BARBOURSVILLE, W.Va. (AP) — Emily Sowards will likely be the first medical professional the animals cared for at the Huntington Cabell Wayne Animal Shelter ever see.
But her forthcoming work could go a long way in meaning she’s not the only vet tech to ever treat the hundreds of homeless animals that enter — and hopefully someday happily exit — the shelter doors.
Fueled by a $50,000 grant from the Petco Foundation, the Huntington Cabell Wayne Animal Shelter was able to hire Sowards as its first full-time medical director, as well as cover the cost of vaccines and medicines for the animals that enter the shelter.
The grant was announced in May and officially received Wednesday in a brief ceremony at the Barboursville Petco store.
Sowards will provide much of the important preventative care in keeping shelter pets healthier and more adoptable, such as deworming them, vaccinating them, providing parasite treatment, connecting them with local veterinarians for spay or neuter appointments, and keeping up with their general wellness day to day.

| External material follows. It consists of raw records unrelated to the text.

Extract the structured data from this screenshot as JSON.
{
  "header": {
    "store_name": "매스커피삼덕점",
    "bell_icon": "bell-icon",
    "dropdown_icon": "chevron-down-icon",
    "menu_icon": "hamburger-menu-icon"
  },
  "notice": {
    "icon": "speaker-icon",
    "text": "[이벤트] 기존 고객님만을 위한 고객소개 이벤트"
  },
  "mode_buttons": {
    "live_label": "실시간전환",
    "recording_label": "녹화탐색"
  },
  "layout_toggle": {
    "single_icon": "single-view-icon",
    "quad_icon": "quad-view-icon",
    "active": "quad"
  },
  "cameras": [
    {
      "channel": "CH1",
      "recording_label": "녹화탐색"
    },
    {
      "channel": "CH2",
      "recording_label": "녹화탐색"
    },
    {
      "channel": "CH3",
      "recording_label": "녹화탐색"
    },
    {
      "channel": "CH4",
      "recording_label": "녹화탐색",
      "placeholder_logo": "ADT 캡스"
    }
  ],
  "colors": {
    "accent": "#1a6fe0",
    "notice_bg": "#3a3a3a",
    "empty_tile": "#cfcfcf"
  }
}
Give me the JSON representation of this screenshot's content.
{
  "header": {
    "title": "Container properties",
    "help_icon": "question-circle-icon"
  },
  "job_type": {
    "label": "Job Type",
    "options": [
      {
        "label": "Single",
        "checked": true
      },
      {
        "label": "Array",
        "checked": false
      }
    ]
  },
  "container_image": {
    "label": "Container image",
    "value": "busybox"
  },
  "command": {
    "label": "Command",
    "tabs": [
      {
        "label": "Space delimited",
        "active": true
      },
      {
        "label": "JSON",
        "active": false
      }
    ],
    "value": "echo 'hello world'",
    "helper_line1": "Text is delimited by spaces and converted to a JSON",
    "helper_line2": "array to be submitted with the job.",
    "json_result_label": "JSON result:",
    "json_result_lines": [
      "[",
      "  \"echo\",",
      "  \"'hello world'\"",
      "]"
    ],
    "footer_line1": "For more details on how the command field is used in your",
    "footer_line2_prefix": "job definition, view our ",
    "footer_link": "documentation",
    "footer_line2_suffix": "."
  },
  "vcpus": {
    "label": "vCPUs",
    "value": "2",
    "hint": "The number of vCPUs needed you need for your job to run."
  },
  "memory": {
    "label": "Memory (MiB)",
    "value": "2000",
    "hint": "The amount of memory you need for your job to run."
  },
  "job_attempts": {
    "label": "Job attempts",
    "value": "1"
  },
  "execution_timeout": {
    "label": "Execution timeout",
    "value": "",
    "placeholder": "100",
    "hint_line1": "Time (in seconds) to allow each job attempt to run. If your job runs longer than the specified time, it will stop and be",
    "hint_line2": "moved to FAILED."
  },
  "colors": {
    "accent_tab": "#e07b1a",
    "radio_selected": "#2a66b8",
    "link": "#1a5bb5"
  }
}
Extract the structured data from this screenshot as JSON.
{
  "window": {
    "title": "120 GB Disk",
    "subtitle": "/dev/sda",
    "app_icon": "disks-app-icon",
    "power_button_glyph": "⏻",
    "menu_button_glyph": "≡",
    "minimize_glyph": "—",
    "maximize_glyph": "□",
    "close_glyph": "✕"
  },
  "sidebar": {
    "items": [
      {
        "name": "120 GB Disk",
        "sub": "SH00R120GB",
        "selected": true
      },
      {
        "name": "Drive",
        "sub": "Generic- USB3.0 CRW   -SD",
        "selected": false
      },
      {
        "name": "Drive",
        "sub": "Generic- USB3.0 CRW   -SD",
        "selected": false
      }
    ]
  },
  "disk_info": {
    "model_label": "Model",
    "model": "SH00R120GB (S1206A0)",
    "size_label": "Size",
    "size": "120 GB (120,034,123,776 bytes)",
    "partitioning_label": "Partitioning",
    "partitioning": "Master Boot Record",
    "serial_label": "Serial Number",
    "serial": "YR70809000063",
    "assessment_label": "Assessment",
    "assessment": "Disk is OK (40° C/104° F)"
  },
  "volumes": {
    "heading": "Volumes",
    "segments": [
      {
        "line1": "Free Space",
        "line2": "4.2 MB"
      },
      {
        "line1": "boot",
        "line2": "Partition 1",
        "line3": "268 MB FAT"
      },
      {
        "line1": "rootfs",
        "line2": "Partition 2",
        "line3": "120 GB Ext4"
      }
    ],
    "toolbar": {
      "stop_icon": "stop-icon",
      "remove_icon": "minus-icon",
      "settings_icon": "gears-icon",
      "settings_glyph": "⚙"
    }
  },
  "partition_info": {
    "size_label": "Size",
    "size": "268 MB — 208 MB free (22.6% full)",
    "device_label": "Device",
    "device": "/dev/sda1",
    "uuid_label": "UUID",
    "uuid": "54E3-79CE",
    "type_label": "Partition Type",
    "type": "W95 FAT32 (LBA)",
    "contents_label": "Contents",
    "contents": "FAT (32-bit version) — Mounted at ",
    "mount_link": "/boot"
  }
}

A previous fundraising drive helped purchase a laboratory centrifuge, a stethoscope, flea medicines and dewormer medicines.
For a nonprofit that often scrapes for donations of any size — even loose change in jars by cash registers — having that amount of money all at once allows it to check off a longtime goal of having an on-site medical professional.
“The impact this is going to have on our shelter — I can’t even put into words,” Sowards said.
It’s a dream job, she continued, using her education and effort to better the lives of the animals as they’re waiting for their forever homes.
“It’s sad, and a lot of people don’t want to come (to the shelter) because it makes them cry, but they need somebody,” Sowards said. “They’ve been let down by people the majority of their lives, and that’s why they’re with us.
“We’re their family for the time being, so when we can take care of them and help find that perfect home, that’s all that I can ask for.”
Sowards’ hiring is also a step toward the shelter becoming “no kill,” a goal of executive director Courtney Proctor Cross.
The shelter provides euthanasia services to the community by law and only euthanizes severely sick or aggressive animals. Animals euthanized in those cases are rare.
Sowards’ position is only funded through one year, though Cross has said she intends to apply for the Petco Foundation grant again next year.
The shelter also employs two animal control officers, two administrative assistants and four kennel techs. Cross’ salary is completely funded through donations made to the Western West Virginia Animal Rescue Alliance.
Monetary donations can be made to the shelter through the Western West Virginia Animal Rescue Alliance on PayPal at firstname.lastname@example.org. Donations can also be mailed to 216 11th Ave. West, Huntington, WV 25701.
Anyone interested in volunteering or fostering should contact the shelter at 304-696-5551 or message it on Facebook at https://www.facebook.com/HuntingtonCabellWayneAnimalShelter . The shelter is open from 10 a.m. to 4:30 p.m. Monday through Saturday.
Information from: The Herald-Dispatch, http://www.herald-dispatch.com